UF Health cardiac surgeons have significant experience and expertise in the surgical management of heart failure. This can include surgical restoration of the heart’s ventricular geometry to increase its pumping efficiency. We are also involved in the pioneering work of developing several devices to reduce the dilation of the failing heart. Heart transplant becomes an option when all other available medical and surgical options have failed to prevent end-stage heart failure. UF Health was the first in Florida to perform heart transplants in both adults and children, and our physicians have a long track record of “firsts” that have paved the way for improved patient outcomes. UF Health transplant surgeons and their teams have performed thousands of heart transplants, and UF Health is a major regional transplant center, meaning that the expertise and technologies in place at UF Health for heart transplant are well established and the most advanced available.

Disease Specific Clinics

In addition to caring for patients with advanced heart failure, our team provides subspecialized for rarer forms of heart failure, including Hypertropic Cardiomyopathy, Infiltrative Cardiomyopathy and CardioOncology.

Meet the Team

Cardiovascular Medicine

Mustafa M Ahmed

Department:

MD-CARDIOLOGY

Mustafa M Ahmed MD

Associate Professor

Mohammad A Z Al-Ani

Department:

MD-CARDIOLOGY

Mohammad A Z Al-Ani MD

Clinical Assistant Professor

Juan M Aranda

Department:

MD-CARDIOLOGY

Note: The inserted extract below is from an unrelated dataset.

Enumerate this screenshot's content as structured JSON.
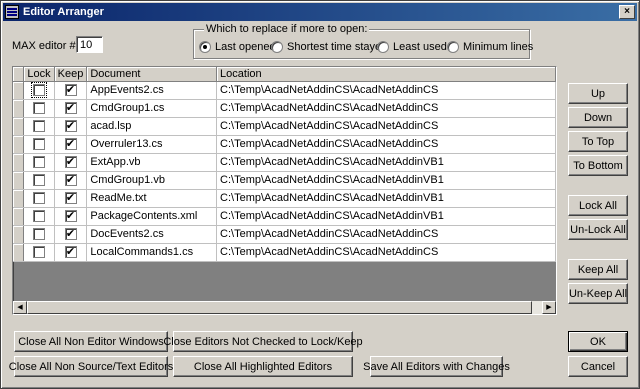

Juan M Aranda MD, FACC

Chief Of Cardiology Division; Professor Of Medicine

Alex M Parker

Department:

MD-CARDIOLOGY

Alex M Parker MD

CLIN AST PROF

Juan Vilaro

Department:

MD-CARDIOLOGY

Juan Vilaro MD

Associate Professor

Cardiovascular Surgery

Thomas M Beaver

Department:

MD-SURGERY-TCV-CARDIOVASC

Thomas M Beaver MD, MPH

Grant And Shirle Herron Chair, Professor And Chief, Cardiovascular Surgery

Mark S Bleiweis

Department:

MD-SURGERY-TCV-CARDIOVASC

Mark S Bleiweis MD

William G. Lassiter Jr. And Aneice R. Lassiter Professor And Director, UF Health Congenital Heart Center

Jeffrey P Jacobs

Department:

MD-SURGERY-TCV-CARDIOVASC

Jeffrey P Jacobs

Professor Of Surgery And Pediatrics

Eric I Jeng

Department:

MD-SURGERY-TCV-CARDIOVASC

Eric I Jeng MD, MBA, FACS, FACC

Assistant Professor

Giles J Peek

Department:

MD-SURGERY-TCV-CARDIOVASC

Giles J Peek MD, FRCS, CTh, FFICM

Professor

John R Spratt

Department:

MD-SURGERY-TCV-CARDIOVASC

John R Spratt MD

CLIN AST PROF

Location

UF Health Heart & Vascular Hospital

1505 SW Archer Road
Gainesville, FL 32608

hvnm bldg

Hear From Our Patients